EXERCISE AIM: Return the records below character for character.

INFORMATION PROVIDED:
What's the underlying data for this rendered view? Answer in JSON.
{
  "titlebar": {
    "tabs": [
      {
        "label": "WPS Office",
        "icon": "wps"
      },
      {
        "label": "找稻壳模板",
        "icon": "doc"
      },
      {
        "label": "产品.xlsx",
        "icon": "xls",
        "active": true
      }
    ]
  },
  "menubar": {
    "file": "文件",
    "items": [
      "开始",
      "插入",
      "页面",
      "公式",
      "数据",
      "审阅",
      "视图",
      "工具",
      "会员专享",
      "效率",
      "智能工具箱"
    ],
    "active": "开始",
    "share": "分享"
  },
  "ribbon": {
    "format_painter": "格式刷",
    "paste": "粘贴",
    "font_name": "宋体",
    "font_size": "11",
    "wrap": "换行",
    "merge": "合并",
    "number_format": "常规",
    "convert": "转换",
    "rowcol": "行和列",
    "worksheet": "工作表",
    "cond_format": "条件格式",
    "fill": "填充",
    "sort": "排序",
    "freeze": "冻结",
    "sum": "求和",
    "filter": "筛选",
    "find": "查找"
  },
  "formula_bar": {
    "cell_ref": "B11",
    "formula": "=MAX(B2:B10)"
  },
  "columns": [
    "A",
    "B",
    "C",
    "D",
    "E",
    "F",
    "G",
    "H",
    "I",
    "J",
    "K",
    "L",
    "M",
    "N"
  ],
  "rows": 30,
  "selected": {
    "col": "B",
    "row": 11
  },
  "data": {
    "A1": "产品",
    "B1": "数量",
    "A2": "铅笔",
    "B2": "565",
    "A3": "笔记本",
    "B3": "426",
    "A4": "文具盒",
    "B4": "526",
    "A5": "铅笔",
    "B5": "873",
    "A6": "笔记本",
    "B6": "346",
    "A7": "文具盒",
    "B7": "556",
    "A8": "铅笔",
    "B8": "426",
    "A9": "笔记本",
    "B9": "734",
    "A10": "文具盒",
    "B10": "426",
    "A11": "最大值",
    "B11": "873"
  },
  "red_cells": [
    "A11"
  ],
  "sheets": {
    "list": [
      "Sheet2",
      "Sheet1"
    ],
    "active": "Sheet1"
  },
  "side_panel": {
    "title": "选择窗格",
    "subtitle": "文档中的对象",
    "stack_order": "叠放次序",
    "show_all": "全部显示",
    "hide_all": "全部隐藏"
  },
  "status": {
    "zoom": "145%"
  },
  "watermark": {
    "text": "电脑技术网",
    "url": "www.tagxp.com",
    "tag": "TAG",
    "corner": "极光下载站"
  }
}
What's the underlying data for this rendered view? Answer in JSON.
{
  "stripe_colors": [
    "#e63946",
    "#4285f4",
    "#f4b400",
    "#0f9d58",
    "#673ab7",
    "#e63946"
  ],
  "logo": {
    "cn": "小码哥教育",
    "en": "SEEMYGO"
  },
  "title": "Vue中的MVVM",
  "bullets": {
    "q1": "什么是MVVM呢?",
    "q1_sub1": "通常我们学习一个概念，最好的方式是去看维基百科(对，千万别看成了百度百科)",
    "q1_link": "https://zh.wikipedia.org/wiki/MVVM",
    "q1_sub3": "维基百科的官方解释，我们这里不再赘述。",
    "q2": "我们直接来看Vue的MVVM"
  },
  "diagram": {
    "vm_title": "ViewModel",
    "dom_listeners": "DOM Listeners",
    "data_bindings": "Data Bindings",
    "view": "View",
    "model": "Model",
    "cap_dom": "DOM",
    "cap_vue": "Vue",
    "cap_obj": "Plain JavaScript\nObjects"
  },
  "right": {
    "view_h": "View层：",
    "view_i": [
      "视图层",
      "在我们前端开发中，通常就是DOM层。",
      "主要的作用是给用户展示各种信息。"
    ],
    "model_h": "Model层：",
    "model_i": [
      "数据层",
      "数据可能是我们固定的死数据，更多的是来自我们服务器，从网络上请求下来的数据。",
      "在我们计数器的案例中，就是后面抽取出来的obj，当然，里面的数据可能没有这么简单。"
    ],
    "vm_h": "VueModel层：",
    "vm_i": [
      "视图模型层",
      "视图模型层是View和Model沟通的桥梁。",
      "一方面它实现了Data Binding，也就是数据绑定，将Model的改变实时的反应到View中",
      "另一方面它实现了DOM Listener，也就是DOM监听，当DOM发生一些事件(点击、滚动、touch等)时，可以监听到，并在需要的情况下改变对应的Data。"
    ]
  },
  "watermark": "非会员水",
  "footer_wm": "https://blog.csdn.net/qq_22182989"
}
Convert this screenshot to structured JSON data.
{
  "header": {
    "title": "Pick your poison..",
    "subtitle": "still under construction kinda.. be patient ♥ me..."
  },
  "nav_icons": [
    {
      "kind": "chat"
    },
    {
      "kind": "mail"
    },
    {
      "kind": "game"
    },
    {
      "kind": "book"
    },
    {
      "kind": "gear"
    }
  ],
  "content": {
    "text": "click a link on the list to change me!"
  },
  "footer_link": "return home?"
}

FINAL ANSWER:
What's the underlying data for this rendered view? Answer in JSON.
{
  "titlebar": {
    "tabs": [
      {
        "label": "WPS Office",
        "icon": "wps"
      },
      {
        "label": "找稻壳模板",
        "icon": "doc"
      },
      {
        "label": "产品.xlsx",
        "icon": "xls",
        "active": true
      }
    ]
  },
  "menubar": {
    "file": "文件",
    "items": [
      "开始",
      "插入",
      "页面",
      "公式",
      "数据",
      "审阅",
      "视图",
      "工具",
      "会员专享",
      "效率",
      "智能工具箱"
    ],
    "active": "开始",
    "share": "分享"
  },
  "ribbon": {
    "format_painter": "格式刷",
    "paste": "粘贴",
    "font_name": "宋体",
    "font_size": "11",
    "wrap": "换行",
    "merge": "合并",
    "number_format": "常规",
    "convert": "转换",
    "rowcol": "行和列",
    "worksheet": "工作表",
    "cond_format": "条件格式",
    "fill": "填充",
    "sort": "排序",
    "freeze": "冻结",
    "sum": "求和",
    "filter": "筛选",
    "find": "查找"
  },
  "formula_bar": {
    "cell_ref": "B11",
    "formula": "=MAX(B2:B10)"
  },
  "columns": [
    "A",
    "B",
    "C",
    "D",
    "E",
    "F",
    "G",
    "H",
    "I",
    "J",
    "K",
    "L",
    "M",
    "N"
  ],
  "rows": 30,
  "selected": {
    "col": "B",
    "row": 11
  },
  "data": {
    "A1": "产品",
    "B1": "数量",
    "A2": "铅笔",
    "B2": "565",
    "A3": "笔记本",
    "B3": "426",
    "A4": "文具盒",
    "B4": "526",
    "A5": "铅笔",
    "B5": "873",
    "A6": "笔记本",
    "B6": "346",
    "A7": "文具盒",
    "B7": "556",
    "A8": "铅笔",
    "B8": "426",
    "A9": "笔记本",
    "B9": "734",
    "A10": "文具盒",
    "B10": "426",
    "A11": "最大值",
    "B11": "873"
  },
  "red_cells": [
    "A11"
  ],
  "sheets": {
    "list": [
      "Sheet2",
      "Sheet1"
    ],
    "active": "Sheet1"
  },
  "side_panel": {
    "title": "选择窗格",
    "subtitle": "文档中的对象",
    "stack_order": "叠放次序",
    "show_all": "全部显示",
    "hide_all": "全部隐藏"
  },
  "status": {
    "zoom": "145%"
  },
  "watermark": {
    "text": "电脑技术网",
    "url": "www.tagxp.com",
    "tag": "TAG",
    "corner": "极光下载站"
  }
}
What's the underlying data for this rendered view? Answer in JSON.
{
  "stripe_colors": [
    "#e63946",
    "#4285f4",
    "#f4b400",
    "#0f9d58",
    "#673ab7",
    "#e63946"
  ],
  "logo": {
    "cn": "小码哥教育",
    "en": "SEEMYGO"
  },
  "title": "Vue中的MVVM",
  "bullets": {
    "q1": "什么是MVVM呢?",
    "q1_sub1": "通常我们学习一个概念，最好的方式是去看维基百科(对，千万别看成了百度百科)",
    "q1_link": "https://zh.wikipedia.org/wiki/MVVM",
    "q1_sub3": "维基百科的官方解释，我们这里不再赘述。",
    "q2": "我们直接来看Vue的MVVM"
  },
  "diagram": {
    "vm_title": "ViewModel",
    "dom_listeners": "DOM Listeners",
    "data_bindings": "Data Bindings",
    "view": "View",
    "model": "Model",
    "cap_dom": "DOM",
    "cap_vue": "Vue",
    "cap_obj": "Plain JavaScript\nObjects"
  },
  "right": {
    "view_h": "View层：",
    "view_i": [
      "视图层",
      "在我们前端开发中，通常就是DOM层。",
      "主要的作用是给用户展示各种信息。"
    ],
    "model_h": "Model层：",
    "model_i": [
      "数据层",
      "数据可能是我们固定的死数据，更多的是来自我们服务器，从网络上请求下来的数据。",
      "在我们计数器的案例中，就是后面抽取出来的obj，当然，里面的数据可能没有这么简单。"
    ],
    "vm_h": "VueModel层：",
    "vm_i": [
      "视图模型层",
      "视图模型层是View和Model沟通的桥梁。",
      "一方面它实现了Data Binding，也就是数据绑定，将Model的改变实时的反应到View中",
      "另一方面它实现了DOM Listener，也就是DOM监听，当DOM发生一些事件(点击、滚动、touch等)时，可以监听到，并在需要的情况下改变对应的Data。"
    ]
  },
  "watermark": "非会员水",
  "footer_wm": "https://blog.csdn.net/qq_22182989"
}
Convert this screenshot to structured JSON data.
{
  "header": {
    "title": "Pick your poison..",
    "subtitle": "still under construction kinda.. be patient ♥ me..."
  },
  "nav_icons": [
    {
      "kind": "chat"
    },
    {
      "kind": "mail"
    },
    {
      "kind": "game"
    },
    {
      "kind": "book"
    },
    {
      "kind": "gear"
    }
  ],
  "content": {
    "text": "click a link on the list to change me!"
  },
  "footer_link": "return home?"
}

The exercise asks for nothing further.